Kai is Dana’s best friend, they do everything together. But why is she the only one who can see him? And why can’t she touch him, even though he seems as real and solid as she is.
Dana has known Kai for nine years. He’s her best friend, and they go everywhere together. But she doesn’t know who or what he is. He looks like a handsome blond boy with laughing eyes, an easy smile and a wicked sense of humor. But although he can help her gather eggs, lift heavy buckets of water, and carry hay to feed the horses, she cannot touch him. Her hand passes through him like mist. No one else can see him, and he says he’s from a different plane of life, and the only reason Dana can see him and the others can’t, is because she’s special.

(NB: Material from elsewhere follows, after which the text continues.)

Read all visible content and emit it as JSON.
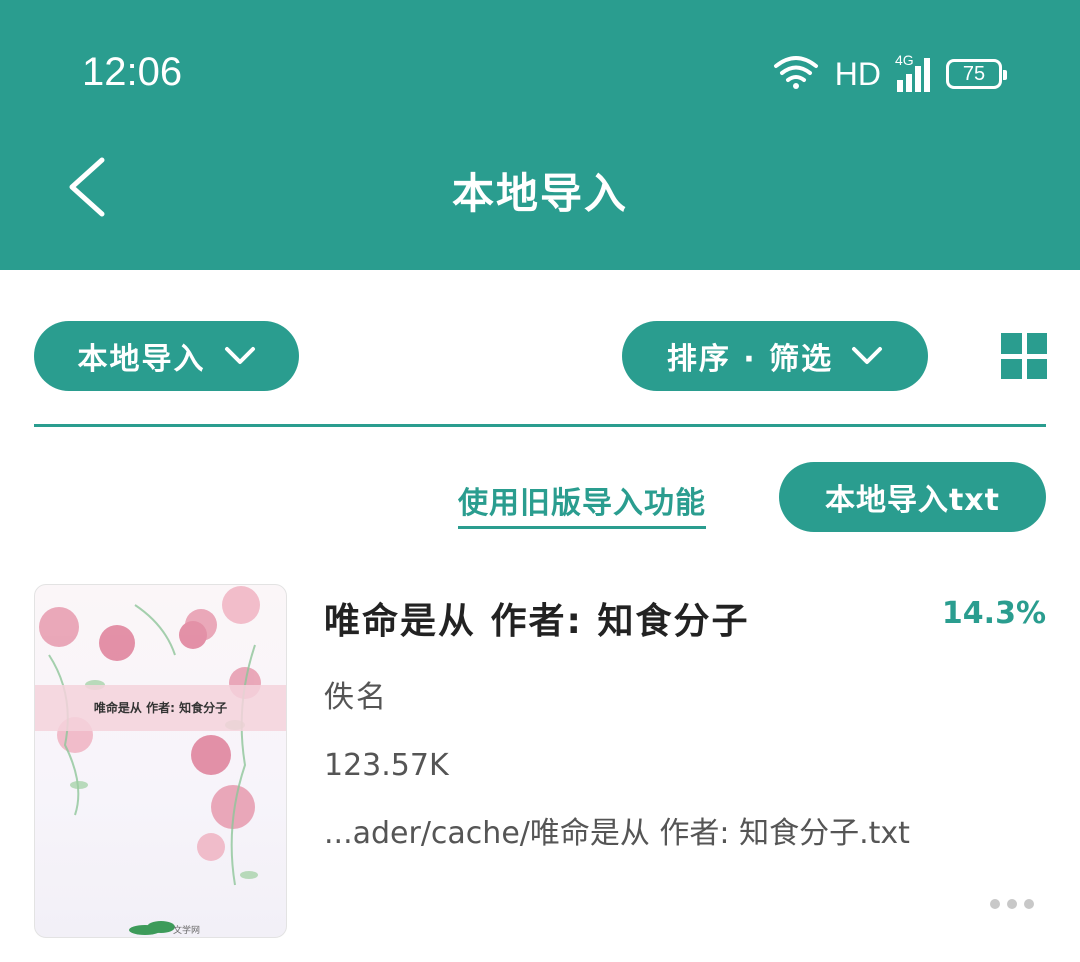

When Dana is ten, the Maestro invites her to come and study with him in the Valley of the Wolves. Dana’s parents are poor farmers, and the money the Maestro gives them for their daughter will help feed their large family for many months. When the Maestro, Dana and Kai arrive at the Tower in the Valley of the Wolves, Dana discovers that the Maestro is a master sorcerer, and the Tower is a school for apprentice sorcerers
For the next five years Dana studies hard. But then she begins to see a vision of a woman in a gold tunic, who tells her to “look for the unicorn.” Dana looks up everything she can find on unicorns, but nothing tells her how to find one. Finally, she asks the woman, who whispers “Full moon.” Perhaps the unicorn can only be seen in the light of a full moon. But the Maestro has told her never to go into the woods at night. The wolves are too dangerous. But when the next full moon arrives, Dana teleports herself, her horse and Kai into the woods, in search of the unicorn.
What will they find there, and what will it mean for Dana, her training, her powers, and her relationship with Kai? She is seeking her destiny, but what will it be, and what sacrifices will she have to make to achieve it?
This booktalk was written by librarian and booktalking expert Joni R. Bodart.